BEGIN LISTED RECORDS

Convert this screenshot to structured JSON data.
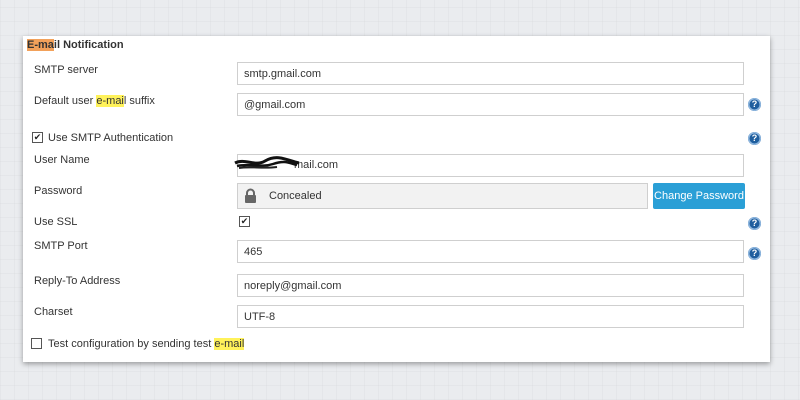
{
  "section": {
    "title_part1": "E-ma",
    "title_part2": "il Notification"
  },
  "smtp_server": {
    "label": "SMTP server",
    "value": "smtp.gmail.com"
  },
  "email_suffix": {
    "label_part1": "Default user ",
    "label_part2": "e-mai",
    "label_part3": "l suffix",
    "value": "@gmail.com"
  },
  "smtp_auth": {
    "label": "Use SMTP Authentication",
    "checked": true
  },
  "username": {
    "label": "User Name",
    "value_visible": "mail.com"
  },
  "password": {
    "label": "Password",
    "value": "Concealed",
    "change_button": "Change Password"
  },
  "use_ssl": {
    "label": "Use SSL",
    "checked": true
  },
  "smtp_port": {
    "label": "SMTP Port",
    "value": "465"
  },
  "reply_to": {
    "label": "Reply-To Address",
    "value": "noreply@gmail.com"
  },
  "charset": {
    "label": "Charset",
    "value": "UTF-8"
  },
  "test_config": {
    "label_part1": "Test configuration by sending test ",
    "label_part2": "e-mail",
    "checked": false
  },
  "help_icon_glyph": "?",
  "check_glyph": "✔",
  "colors": {
    "accent_button": "#2a9fd6",
    "help_icon": "#1f5e9e",
    "highlight_orange": "#f2a15a",
    "highlight_yellow": "#fff25a"
  }
}
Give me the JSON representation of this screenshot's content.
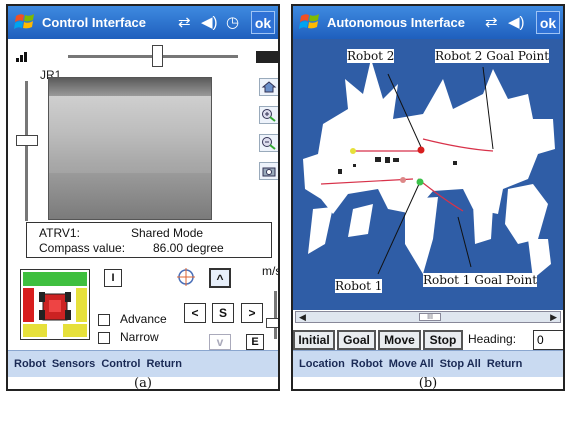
{
  "panel_a": {
    "title": "Control Interface",
    "ok_label": "ok",
    "camera_label": "JR1",
    "status": {
      "robot_label": "ATRV1:",
      "mode": "Shared Mode",
      "compass_label": "Compass value:",
      "compass_value": "86.00 degree"
    },
    "buttons": {
      "i": "I",
      "up": "^",
      "left": "<",
      "stop": "S",
      "right": ">",
      "down": "v",
      "e": "E"
    },
    "checkboxes": [
      {
        "label": "Advance",
        "checked": false
      },
      {
        "label": "Narrow",
        "checked": false
      }
    ],
    "speed_unit": "m/s",
    "menu": [
      "Robot",
      "Sensors",
      "Control",
      "Return"
    ],
    "caption": "(a)"
  },
  "panel_b": {
    "title": "Autonomous Interface",
    "ok_label": "ok",
    "map_labels": {
      "robot2": "Robot 2",
      "robot2_goal": "Robot 2 Goal Point",
      "robot1": "Robot 1",
      "robot1_goal": "Robot 1 Goal Point"
    },
    "scroll_thumb": "III",
    "buttons": [
      "Initial",
      "Goal",
      "Move",
      "Stop"
    ],
    "heading_label": "Heading:",
    "heading_value": "0",
    "menu": [
      "Location",
      "Robot",
      "Move All",
      "Stop All",
      "Return"
    ],
    "caption": "(b)"
  },
  "colors": {
    "titlebar": "#2a6fd0",
    "menubar": "#c9daf1",
    "map_background": "#2f5da6",
    "robot1_marker": "#3cc14a",
    "robot2_marker": "#d81e1e",
    "path": "#d8324a"
  },
  "icons": [
    "windows-logo-icon",
    "connectivity-icon",
    "volume-icon",
    "clock-icon",
    "signal-icon",
    "battery-icon",
    "home-icon",
    "zoom-in-icon",
    "zoom-out-icon",
    "camera-icon",
    "compass-icon"
  ]
}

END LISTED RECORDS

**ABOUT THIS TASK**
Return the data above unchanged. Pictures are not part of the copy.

**EXERCISE RESULT**
Convert this screenshot to structured JSON data.
{
  "section": {
    "title_part1": "E-ma",
    "title_part2": "il Notification"
  },
  "smtp_server": {
    "label": "SMTP server",
    "value": "smtp.gmail.com"
  },
  "email_suffix": {
    "label_part1": "Default user ",
    "label_part2": "e-mai",
    "label_part3": "l suffix",
    "value": "@gmail.com"
  },
  "smtp_auth": {
    "label": "Use SMTP Authentication",
    "checked": true
  },
  "username": {
    "label": "User Name",
    "value_visible": "mail.com"
  },
  "password": {
    "label": "Password",
    "value": "Concealed",
    "change_button": "Change Password"
  },
  "use_ssl": {
    "label": "Use SSL",
    "checked": true
  },
  "smtp_port": {
    "label": "SMTP Port",
    "value": "465"
  },
  "reply_to": {
    "label": "Reply-To Address",
    "value": "noreply@gmail.com"
  },
  "charset": {
    "label": "Charset",
    "value": "UTF-8"
  },
  "test_config": {
    "label_part1": "Test configuration by sending test ",
    "label_part2": "e-mail",
    "checked": false
  },
  "help_icon_glyph": "?",
  "check_glyph": "✔",
  "colors": {
    "accent_button": "#2a9fd6",
    "help_icon": "#1f5e9e",
    "highlight_orange": "#f2a15a",
    "highlight_yellow": "#fff25a"
  }
}
Give me the JSON representation of this screenshot's content.
{
  "panel_a": {
    "title": "Control Interface",
    "ok_label": "ok",
    "camera_label": "JR1",
    "status": {
      "robot_label": "ATRV1:",
      "mode": "Shared Mode",
      "compass_label": "Compass value:",
      "compass_value": "86.00 degree"
    },
    "buttons": {
      "i": "I",
      "up": "^",
      "left": "<",
      "stop": "S",
      "right": ">",
      "down": "v",
      "e": "E"
    },
    "checkboxes": [
      {
        "label": "Advance",
        "checked": false
      },
      {
        "label": "Narrow",
        "checked": false
      }
    ],
    "speed_unit": "m/s",
    "menu": [
      "Robot",
      "Sensors",
      "Control",
      "Return"
    ],
    "caption": "(a)"
  },
  "panel_b": {
    "title": "Autonomous Interface",
    "ok_label": "ok",
    "map_labels": {
      "robot2": "Robot 2",
      "robot2_goal": "Robot 2 Goal Point",
      "robot1": "Robot 1",
      "robot1_goal": "Robot 1 Goal Point"
    },
    "scroll_thumb": "III",
    "buttons": [
      "Initial",
      "Goal",
      "Move",
      "Stop"
    ],
    "heading_label": "Heading:",
    "heading_value": "0",
    "menu": [
      "Location",
      "Robot",
      "Move All",
      "Stop All",
      "Return"
    ],
    "caption": "(b)"
  },
  "colors": {
    "titlebar": "#2a6fd0",
    "menubar": "#c9daf1",
    "map_background": "#2f5da6",
    "robot1_marker": "#3cc14a",
    "robot2_marker": "#d81e1e",
    "path": "#d8324a"
  },
  "icons": [
    "windows-logo-icon",
    "connectivity-icon",
    "volume-icon",
    "clock-icon",
    "signal-icon",
    "battery-icon",
    "home-icon",
    "zoom-in-icon",
    "zoom-out-icon",
    "camera-icon",
    "compass-icon"
  ]
}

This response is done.